DATASET RECORDS below:

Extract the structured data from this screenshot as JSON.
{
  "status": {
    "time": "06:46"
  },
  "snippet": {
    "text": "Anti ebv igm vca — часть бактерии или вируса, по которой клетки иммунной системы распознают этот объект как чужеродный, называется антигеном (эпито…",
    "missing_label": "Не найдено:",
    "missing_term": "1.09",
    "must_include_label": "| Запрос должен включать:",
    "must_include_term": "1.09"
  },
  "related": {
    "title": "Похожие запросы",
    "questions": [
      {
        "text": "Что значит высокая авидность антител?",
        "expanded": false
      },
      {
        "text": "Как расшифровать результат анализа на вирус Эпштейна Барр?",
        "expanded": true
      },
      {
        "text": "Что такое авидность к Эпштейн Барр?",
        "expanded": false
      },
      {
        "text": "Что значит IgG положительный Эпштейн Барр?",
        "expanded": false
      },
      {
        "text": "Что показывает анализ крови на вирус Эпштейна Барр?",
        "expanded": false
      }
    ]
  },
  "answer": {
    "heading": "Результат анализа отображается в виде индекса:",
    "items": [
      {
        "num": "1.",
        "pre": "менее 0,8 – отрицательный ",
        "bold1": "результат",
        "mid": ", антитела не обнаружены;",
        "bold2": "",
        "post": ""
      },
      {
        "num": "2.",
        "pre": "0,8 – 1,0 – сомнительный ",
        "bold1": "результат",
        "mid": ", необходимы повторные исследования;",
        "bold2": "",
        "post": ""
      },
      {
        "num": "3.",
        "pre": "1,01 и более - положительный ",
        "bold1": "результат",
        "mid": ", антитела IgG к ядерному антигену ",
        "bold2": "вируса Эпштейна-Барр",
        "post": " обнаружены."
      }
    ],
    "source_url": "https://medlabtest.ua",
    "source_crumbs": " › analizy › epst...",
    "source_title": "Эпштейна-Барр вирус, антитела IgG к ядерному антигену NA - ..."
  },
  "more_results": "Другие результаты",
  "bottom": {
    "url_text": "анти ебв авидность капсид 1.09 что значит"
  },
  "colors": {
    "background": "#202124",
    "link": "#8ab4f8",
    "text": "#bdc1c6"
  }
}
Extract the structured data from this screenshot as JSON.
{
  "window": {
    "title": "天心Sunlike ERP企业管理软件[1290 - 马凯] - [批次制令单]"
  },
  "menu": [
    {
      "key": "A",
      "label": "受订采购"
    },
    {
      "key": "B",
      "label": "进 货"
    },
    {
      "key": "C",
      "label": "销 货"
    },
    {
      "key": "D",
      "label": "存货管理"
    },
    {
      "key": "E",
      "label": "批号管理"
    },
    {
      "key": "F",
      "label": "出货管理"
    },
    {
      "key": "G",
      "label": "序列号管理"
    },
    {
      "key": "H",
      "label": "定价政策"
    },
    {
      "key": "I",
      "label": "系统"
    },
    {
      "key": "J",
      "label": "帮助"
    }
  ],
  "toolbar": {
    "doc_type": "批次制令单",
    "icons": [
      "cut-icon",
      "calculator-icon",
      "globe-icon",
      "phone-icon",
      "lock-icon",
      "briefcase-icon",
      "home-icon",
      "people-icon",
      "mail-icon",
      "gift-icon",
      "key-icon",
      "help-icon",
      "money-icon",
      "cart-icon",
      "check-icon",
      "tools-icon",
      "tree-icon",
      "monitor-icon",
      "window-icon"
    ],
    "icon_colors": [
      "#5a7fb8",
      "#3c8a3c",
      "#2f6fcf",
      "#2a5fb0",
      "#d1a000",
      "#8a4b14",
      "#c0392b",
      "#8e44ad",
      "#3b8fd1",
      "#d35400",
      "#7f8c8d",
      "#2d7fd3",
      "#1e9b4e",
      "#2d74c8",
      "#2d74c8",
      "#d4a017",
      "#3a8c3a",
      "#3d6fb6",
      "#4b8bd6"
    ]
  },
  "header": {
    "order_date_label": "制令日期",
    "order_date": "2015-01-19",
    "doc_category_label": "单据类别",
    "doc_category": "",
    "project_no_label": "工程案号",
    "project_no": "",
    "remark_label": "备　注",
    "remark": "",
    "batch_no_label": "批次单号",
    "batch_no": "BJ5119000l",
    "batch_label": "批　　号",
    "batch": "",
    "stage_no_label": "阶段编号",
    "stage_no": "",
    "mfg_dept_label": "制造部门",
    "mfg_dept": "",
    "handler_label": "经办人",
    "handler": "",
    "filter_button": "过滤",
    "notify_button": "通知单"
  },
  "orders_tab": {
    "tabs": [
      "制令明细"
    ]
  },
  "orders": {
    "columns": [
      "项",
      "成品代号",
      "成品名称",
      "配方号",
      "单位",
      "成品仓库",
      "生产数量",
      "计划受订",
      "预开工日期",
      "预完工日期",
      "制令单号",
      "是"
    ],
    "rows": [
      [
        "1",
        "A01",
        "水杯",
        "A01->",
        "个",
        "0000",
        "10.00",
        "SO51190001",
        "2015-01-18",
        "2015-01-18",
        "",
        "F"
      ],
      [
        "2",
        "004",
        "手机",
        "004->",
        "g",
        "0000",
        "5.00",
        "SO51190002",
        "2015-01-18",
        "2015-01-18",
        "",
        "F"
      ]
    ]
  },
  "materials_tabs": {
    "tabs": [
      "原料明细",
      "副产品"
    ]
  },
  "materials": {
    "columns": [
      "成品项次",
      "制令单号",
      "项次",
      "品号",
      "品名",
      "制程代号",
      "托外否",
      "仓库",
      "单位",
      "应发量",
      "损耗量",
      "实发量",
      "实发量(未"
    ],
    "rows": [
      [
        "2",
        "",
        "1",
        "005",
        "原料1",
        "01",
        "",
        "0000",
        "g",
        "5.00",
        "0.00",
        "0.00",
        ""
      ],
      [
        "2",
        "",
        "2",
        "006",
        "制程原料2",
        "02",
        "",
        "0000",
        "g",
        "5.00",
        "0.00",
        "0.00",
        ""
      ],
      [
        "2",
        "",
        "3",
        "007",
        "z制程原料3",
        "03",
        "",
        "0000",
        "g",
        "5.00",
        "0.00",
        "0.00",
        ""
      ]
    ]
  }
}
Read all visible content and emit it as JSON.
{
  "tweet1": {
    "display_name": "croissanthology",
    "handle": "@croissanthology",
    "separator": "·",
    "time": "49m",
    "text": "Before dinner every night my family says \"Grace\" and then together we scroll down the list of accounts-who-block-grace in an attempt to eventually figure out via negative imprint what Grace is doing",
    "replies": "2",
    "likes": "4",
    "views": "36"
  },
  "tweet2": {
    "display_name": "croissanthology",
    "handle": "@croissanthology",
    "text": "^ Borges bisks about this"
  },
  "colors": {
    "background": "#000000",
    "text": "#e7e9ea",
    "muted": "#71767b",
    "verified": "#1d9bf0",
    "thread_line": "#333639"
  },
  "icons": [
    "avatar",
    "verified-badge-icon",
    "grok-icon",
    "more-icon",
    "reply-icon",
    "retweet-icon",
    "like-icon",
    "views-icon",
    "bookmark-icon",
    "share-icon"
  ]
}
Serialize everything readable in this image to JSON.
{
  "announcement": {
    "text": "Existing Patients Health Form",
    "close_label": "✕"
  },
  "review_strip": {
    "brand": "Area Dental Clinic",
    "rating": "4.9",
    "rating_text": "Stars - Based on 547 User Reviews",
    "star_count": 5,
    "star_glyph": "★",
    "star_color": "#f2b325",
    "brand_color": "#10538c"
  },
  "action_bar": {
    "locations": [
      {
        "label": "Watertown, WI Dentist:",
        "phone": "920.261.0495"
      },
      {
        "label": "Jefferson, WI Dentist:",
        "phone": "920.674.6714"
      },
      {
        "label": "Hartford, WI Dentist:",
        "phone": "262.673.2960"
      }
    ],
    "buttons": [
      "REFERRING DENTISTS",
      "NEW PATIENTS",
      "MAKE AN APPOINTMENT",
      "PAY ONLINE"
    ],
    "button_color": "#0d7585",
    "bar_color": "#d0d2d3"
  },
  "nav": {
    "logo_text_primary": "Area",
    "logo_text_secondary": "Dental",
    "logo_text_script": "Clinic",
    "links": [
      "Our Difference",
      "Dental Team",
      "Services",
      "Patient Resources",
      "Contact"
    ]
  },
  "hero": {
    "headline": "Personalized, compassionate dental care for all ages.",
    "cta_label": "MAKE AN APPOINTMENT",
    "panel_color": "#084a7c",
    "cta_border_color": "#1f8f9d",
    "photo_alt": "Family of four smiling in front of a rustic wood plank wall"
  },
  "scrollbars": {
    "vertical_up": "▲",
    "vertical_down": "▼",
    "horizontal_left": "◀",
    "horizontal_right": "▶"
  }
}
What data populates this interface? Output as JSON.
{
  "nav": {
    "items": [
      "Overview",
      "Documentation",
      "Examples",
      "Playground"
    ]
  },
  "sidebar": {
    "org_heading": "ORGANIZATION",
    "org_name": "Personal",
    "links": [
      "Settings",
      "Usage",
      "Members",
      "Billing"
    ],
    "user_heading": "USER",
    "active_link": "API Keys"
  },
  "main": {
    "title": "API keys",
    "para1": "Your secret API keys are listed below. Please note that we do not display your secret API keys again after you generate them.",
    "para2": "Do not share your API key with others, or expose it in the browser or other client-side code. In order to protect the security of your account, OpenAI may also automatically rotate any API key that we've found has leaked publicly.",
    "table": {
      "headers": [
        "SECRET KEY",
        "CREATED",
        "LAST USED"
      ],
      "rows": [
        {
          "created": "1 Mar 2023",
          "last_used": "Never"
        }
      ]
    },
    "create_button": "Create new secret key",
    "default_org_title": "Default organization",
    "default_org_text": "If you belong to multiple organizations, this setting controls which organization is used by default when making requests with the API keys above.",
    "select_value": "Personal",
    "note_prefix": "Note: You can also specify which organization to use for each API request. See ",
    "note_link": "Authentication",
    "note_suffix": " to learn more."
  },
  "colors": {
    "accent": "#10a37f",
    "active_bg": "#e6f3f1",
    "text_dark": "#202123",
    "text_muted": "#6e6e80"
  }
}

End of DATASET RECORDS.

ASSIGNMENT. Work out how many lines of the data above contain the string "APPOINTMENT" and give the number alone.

RESULT FOR THIS TASK. 2